Exercise goal
Could you copy every entry exactly, dropping the pictures?

Data for processing
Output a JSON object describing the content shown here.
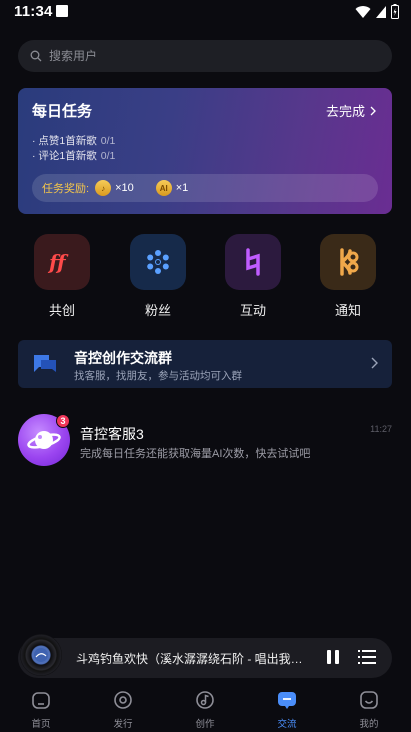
{
  "status_bar": {
    "time": "11:34"
  },
  "search": {
    "placeholder": "搜索用户"
  },
  "daily_task": {
    "title": "每日任务",
    "action": "去完成",
    "tasks": [
      {
        "text": "· 点赞1首新歌",
        "progress": "0/1"
      },
      {
        "text": "· 评论1首新歌",
        "progress": "0/1"
      }
    ],
    "reward_label": "任务奖励:",
    "rewards": [
      {
        "icon": "note-coin-icon",
        "amount": "×10",
        "glyph": "♪"
      },
      {
        "icon": "ai-coin-icon",
        "amount": "×1",
        "glyph": "AI"
      }
    ]
  },
  "features": [
    {
      "label": "共创",
      "icon": "ff-icon",
      "color": "#ff4a4a",
      "bg": "#3a1a1d"
    },
    {
      "label": "粉丝",
      "icon": "snowflake-icon",
      "color": "#5aa0ff",
      "bg": "#162a4a"
    },
    {
      "label": "互动",
      "icon": "natural-sign-icon",
      "color": "#c05cff",
      "bg": "#2c1a3e"
    },
    {
      "label": "通知",
      "icon": "rune-icon",
      "color": "#f0a84a",
      "bg": "#3a2a18"
    }
  ],
  "group": {
    "title": "音控创作交流群",
    "subtitle": "找客服，找朋友，参与活动均可入群"
  },
  "chats": [
    {
      "name": "音控客服3",
      "message": "完成每日任务还能获取海量AI次数，快去试试吧",
      "time": "11:27",
      "badge": "3"
    }
  ],
  "player": {
    "song": "斗鸡钓鱼欢快（溪水潺潺绕石阶 - 唱出我世界范儿"
  },
  "tabs": [
    {
      "label": "首页",
      "icon": "home-icon"
    },
    {
      "label": "发行",
      "icon": "disc-icon"
    },
    {
      "label": "创作",
      "icon": "music-create-icon"
    },
    {
      "label": "交流",
      "icon": "chat-icon",
      "active": true
    },
    {
      "label": "我的",
      "icon": "profile-icon"
    }
  ],
  "colors": {
    "accent": "#4a8df8",
    "background": "#0b0b10",
    "badge": "#f0365a"
  }
}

Written answer
Output a JSON object describing the content shown here.
{
  "status_bar": {
    "time": "11:34"
  },
  "search": {
    "placeholder": "搜索用户"
  },
  "daily_task": {
    "title": "每日任务",
    "action": "去完成",
    "tasks": [
      {
        "text": "· 点赞1首新歌",
        "progress": "0/1"
      },
      {
        "text": "· 评论1首新歌",
        "progress": "0/1"
      }
    ],
    "reward_label": "任务奖励:",
    "rewards": [
      {
        "icon": "note-coin-icon",
        "amount": "×10",
        "glyph": "♪"
      },
      {
        "icon": "ai-coin-icon",
        "amount": "×1",
        "glyph": "AI"
      }
    ]
  },
  "features": [
    {
      "label": "共创",
      "icon": "ff-icon",
      "color": "#ff4a4a",
      "bg": "#3a1a1d"
    },
    {
      "label": "粉丝",
      "icon": "snowflake-icon",
      "color": "#5aa0ff",
      "bg": "#162a4a"
    },
    {
      "label": "互动",
      "icon": "natural-sign-icon",
      "color": "#c05cff",
      "bg": "#2c1a3e"
    },
    {
      "label": "通知",
      "icon": "rune-icon",
      "color": "#f0a84a",
      "bg": "#3a2a18"
    }
  ],
  "group": {
    "title": "音控创作交流群",
    "subtitle": "找客服，找朋友，参与活动均可入群"
  },
  "chats": [
    {
      "name": "音控客服3",
      "message": "完成每日任务还能获取海量AI次数，快去试试吧",
      "time": "11:27",
      "badge": "3"
    }
  ],
  "player": {
    "song": "斗鸡钓鱼欢快（溪水潺潺绕石阶 - 唱出我世界范儿"
  },
  "tabs": [
    {
      "label": "首页",
      "icon": "home-icon"
    },
    {
      "label": "发行",
      "icon": "disc-icon"
    },
    {
      "label": "创作",
      "icon": "music-create-icon"
    },
    {
      "label": "交流",
      "icon": "chat-icon",
      "active": true
    },
    {
      "label": "我的",
      "icon": "profile-icon"
    }
  ],
  "colors": {
    "accent": "#4a8df8",
    "background": "#0b0b10",
    "badge": "#f0365a"
  }
}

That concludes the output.